Items from a dataset:
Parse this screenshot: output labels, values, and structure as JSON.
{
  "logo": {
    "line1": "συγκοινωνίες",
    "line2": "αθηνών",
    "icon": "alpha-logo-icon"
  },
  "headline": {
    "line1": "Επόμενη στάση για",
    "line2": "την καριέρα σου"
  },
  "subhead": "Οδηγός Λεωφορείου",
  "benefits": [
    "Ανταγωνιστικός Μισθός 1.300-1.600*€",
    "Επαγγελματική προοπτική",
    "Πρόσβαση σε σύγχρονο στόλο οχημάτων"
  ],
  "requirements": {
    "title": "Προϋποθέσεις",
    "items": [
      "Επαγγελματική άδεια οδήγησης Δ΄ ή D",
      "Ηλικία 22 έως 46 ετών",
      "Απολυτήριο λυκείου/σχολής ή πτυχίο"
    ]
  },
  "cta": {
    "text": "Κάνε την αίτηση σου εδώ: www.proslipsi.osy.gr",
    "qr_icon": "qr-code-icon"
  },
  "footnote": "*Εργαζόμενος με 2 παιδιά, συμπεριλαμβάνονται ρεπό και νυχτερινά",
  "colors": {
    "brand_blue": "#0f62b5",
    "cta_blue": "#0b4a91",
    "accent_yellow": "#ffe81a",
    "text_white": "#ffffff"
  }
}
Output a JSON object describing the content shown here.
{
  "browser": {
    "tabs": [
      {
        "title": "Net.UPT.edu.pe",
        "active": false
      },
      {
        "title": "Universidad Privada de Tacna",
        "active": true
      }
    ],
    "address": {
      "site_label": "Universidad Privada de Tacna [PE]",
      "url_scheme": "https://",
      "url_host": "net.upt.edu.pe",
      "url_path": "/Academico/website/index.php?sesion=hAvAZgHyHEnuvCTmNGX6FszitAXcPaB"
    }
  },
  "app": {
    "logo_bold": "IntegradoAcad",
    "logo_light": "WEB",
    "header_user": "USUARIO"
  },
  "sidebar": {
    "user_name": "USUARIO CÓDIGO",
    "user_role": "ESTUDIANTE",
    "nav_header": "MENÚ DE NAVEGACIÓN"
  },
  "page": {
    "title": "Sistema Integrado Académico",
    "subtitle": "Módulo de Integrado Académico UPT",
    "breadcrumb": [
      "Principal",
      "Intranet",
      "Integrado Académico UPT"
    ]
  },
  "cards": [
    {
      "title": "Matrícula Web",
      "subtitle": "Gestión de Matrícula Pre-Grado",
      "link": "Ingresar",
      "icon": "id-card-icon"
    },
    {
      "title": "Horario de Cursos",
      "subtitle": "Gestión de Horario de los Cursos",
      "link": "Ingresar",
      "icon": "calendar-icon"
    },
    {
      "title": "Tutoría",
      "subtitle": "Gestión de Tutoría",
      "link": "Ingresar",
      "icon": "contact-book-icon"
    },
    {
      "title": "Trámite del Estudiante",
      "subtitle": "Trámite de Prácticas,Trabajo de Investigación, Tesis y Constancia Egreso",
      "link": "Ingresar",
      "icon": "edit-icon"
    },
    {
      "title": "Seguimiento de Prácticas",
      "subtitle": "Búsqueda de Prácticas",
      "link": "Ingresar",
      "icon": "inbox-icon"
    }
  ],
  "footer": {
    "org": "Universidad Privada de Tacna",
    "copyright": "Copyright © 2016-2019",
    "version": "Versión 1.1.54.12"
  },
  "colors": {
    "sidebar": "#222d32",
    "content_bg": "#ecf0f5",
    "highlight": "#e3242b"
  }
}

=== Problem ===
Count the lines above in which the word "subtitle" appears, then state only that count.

=== Finished exercise ===
6